The Stories of West Side Story
Opening – Director Steven Spielberg begins the journey of one of his career goals – to direct his own cinematic version of the iconic musical. Doing so means he will embrace enormous challenges.
Prologue – From the iconic finger snaps to the complex choreography, we are introduced to the film’s opening scene and explore its setting. We begin to see Spielberg’s vision take shape.
Sharks & Jets – Meet the actors who play the Sharks and the Jets. Go behind the scenes of “La Borinqueña,” the song of the Puerto Rican Revolution, which was added into this vision of the story. Discover the deeper meaning of “Jet Song.”
Dance At The Gym – Mambo your way through “The Dance At The Gym” and Justin Peck’s choreography, as it leads to the pivotal moment when Tony and Maria meet for the first time.
The Romance – Explore the budding romance of Tony and Maria with the songs “Maria” and “Tonight” as Rachel Zegler (Maria) and Ansel Elgort (Tony) talk about the casting process, and what led them to this career-defining film.
America – During a sweltering New York heat wave, the cast and crew take the production to the streets for one of the biggest dance numbers in the film, “America,” featuring Ariana DeBose, who plays Anita.
Gee, Officer Krupke – Spielberg and the Jets make “Gee, Officer Krupke” their own through a new setting, vocal direction and choreography, while they explore the meaning of Stephen Sondheim’s lyrics.
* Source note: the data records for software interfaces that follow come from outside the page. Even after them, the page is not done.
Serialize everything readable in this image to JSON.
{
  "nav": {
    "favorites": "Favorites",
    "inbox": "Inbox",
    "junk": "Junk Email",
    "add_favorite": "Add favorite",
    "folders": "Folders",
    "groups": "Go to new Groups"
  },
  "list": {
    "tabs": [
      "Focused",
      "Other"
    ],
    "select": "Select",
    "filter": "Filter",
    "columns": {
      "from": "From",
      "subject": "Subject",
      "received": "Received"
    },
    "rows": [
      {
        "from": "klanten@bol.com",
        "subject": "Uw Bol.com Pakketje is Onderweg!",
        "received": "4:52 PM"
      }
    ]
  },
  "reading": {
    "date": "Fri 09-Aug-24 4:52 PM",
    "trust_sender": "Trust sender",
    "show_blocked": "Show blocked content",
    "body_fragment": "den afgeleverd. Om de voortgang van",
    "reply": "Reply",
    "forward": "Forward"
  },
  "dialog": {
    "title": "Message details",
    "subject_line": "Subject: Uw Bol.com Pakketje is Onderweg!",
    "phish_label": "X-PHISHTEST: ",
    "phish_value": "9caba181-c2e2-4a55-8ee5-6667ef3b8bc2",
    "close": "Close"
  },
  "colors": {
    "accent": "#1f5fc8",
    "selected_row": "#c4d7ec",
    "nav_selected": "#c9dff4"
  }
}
Get to know Iris Menas (Anybodys) and the significance of their role.
Cool – During the first week of production, Spielberg and the cast nervously jump into filming on the elaborate and challenging set of the musical number “Cool.”
From Quintet to The Rumble – Spielberg and his team navigate the intertwining scenes of “The Quintet” and “The Rumble.” Once there, they take a scene that is traditionally stylishly choreographed, and instead bring a more visceral authenticity to the fight between the two gangs.
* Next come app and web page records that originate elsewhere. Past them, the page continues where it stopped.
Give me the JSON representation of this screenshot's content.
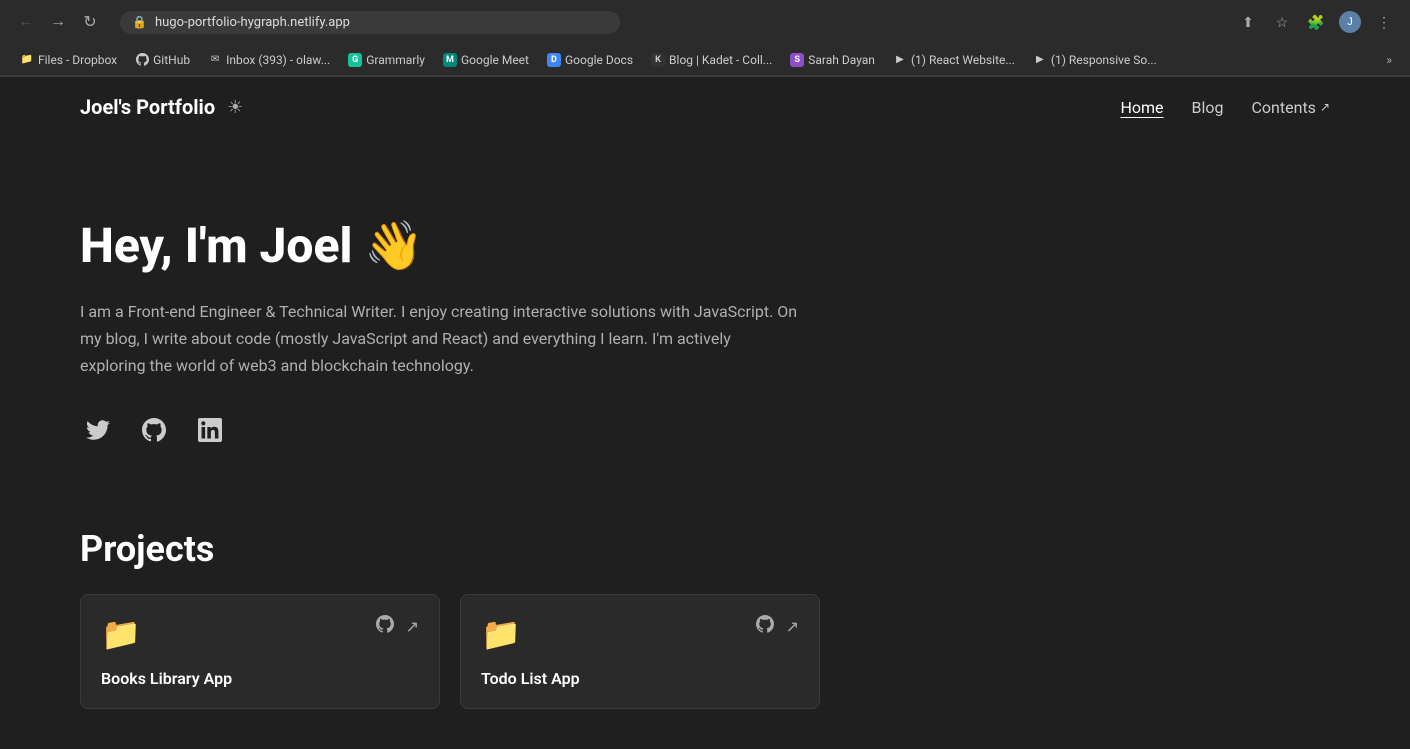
{
  "browser": {
    "url": "hugo-portfolio-hygraph.netlify.app",
    "back_disabled": true,
    "forward_disabled": false
  },
  "bookmarks": [
    {
      "id": "files-dropbox",
      "label": "Files - Dropbox",
      "icon": "📁"
    },
    {
      "id": "github",
      "label": "GitHub",
      "icon": "🐙"
    },
    {
      "id": "inbox",
      "label": "Inbox (393) - olaw...",
      "icon": "✉"
    },
    {
      "id": "grammarly",
      "label": "Grammarly",
      "icon": "G"
    },
    {
      "id": "google-meet",
      "label": "Google Meet",
      "icon": "M"
    },
    {
      "id": "google-docs",
      "label": "Google Docs",
      "icon": "D"
    },
    {
      "id": "blog-kadet",
      "label": "Blog | Kadet - Coll...",
      "icon": "K"
    },
    {
      "id": "sarah-dayan",
      "label": "Sarah Dayan",
      "icon": "S"
    },
    {
      "id": "react-website",
      "label": "(1) React Website...",
      "icon": "▶"
    },
    {
      "id": "responsive-so",
      "label": "(1) Responsive So...",
      "icon": "▶"
    }
  ],
  "site": {
    "logo": "Joel's Portfolio",
    "theme_toggle_icon": "☀",
    "nav": {
      "home": "Home",
      "blog": "Blog",
      "contents": "Contents",
      "contents_external": true
    }
  },
  "hero": {
    "greeting": "Hey, I'm Joel 👋",
    "bio": "I am a Front-end Engineer & Technical Writer. I enjoy creating interactive solutions with JavaScript. On my blog, I write about code (mostly JavaScript and React) and everything I learn. I'm actively exploring the world of web3 and blockchain technology.",
    "social": {
      "twitter_label": "Twitter",
      "github_label": "GitHub",
      "linkedin_label": "LinkedIn"
    }
  },
  "projects": {
    "section_title": "Projects",
    "items": [
      {
        "id": "books-library",
        "name": "Books Library App",
        "folder_icon": "📁",
        "github_link": true,
        "external_link": true
      },
      {
        "id": "todo-list",
        "name": "Todo List App",
        "folder_icon": "📁",
        "github_link": true,
        "external_link": true
      }
    ]
  }
}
I Feel Pretty – Screenwriter Tony Kushner sheds new light on “I Feel Pretty.” We see how, in Spielberg’s film, the beloved song by lyricist Stephen Sondheim is given new vision, as it is set and performed within Gimbel’s department store.
Somewhere – Hollywood Legend Rita Moreno, who won acclaim for playing Anita in the 1961 film, returns as Valentina, a shopkeeper’s widow, as well as an executive producer. She brings extraordinary experience and emotion to the film and sings the song “Somewhere.”
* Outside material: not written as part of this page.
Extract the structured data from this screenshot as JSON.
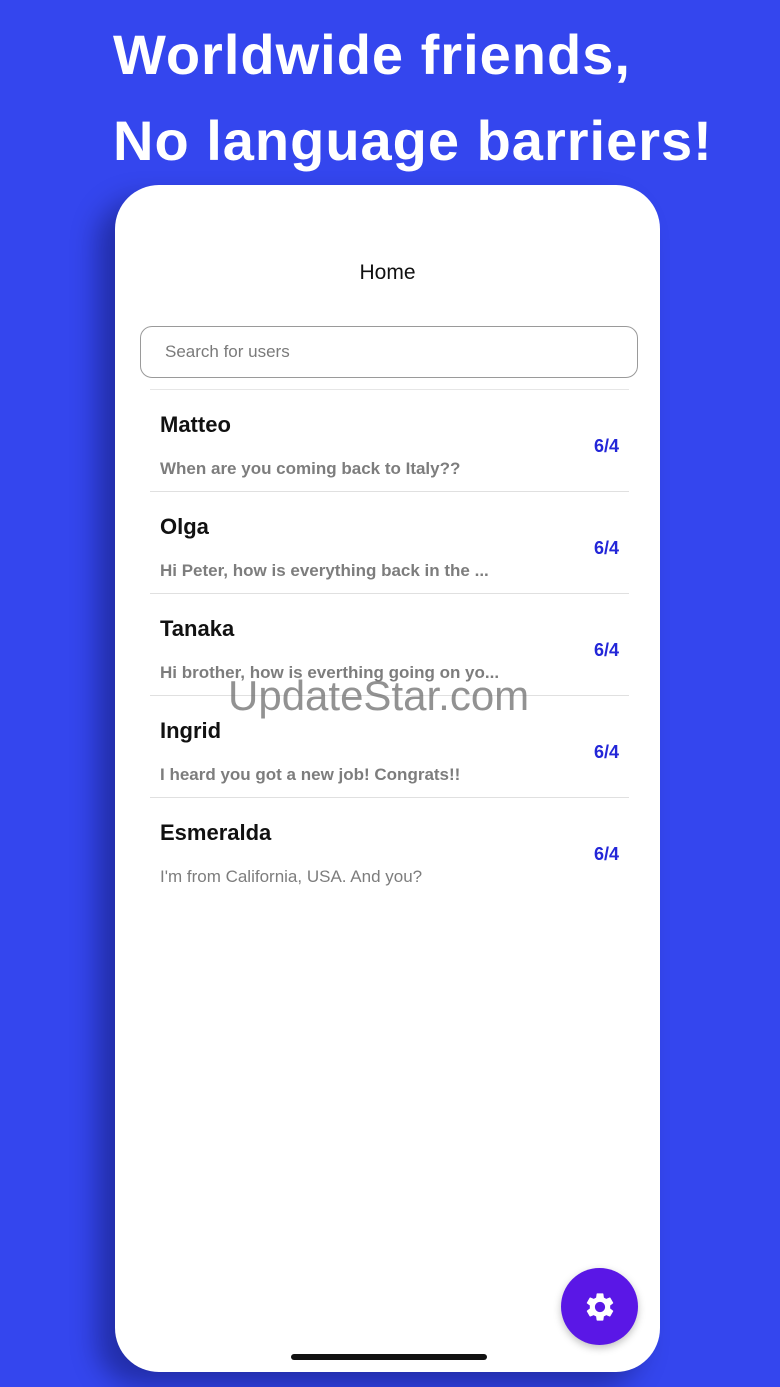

Finale – In a moving testament to the talented cast and crew of WEST SIDE STORY, Spielberg reluctantly wraps “one of the best filmmaking experiences” of his career.
Tribute – The late Stephen Sondheim reflects on his career and experience making WEST SIDE STORY in this dedication to the esteemed lyricist.
Go directly to your favorite musical numbers from WEST SIDE STORY.
The Dance At The Gym
Balcony Scene (Tonight)
Gee, Officer Krupke
One Hand, One Heart
I Feel Pretty
A Boy Like That/I Have A Love
“West Side Story” is available on Blu-ray, 4K, and Digital today.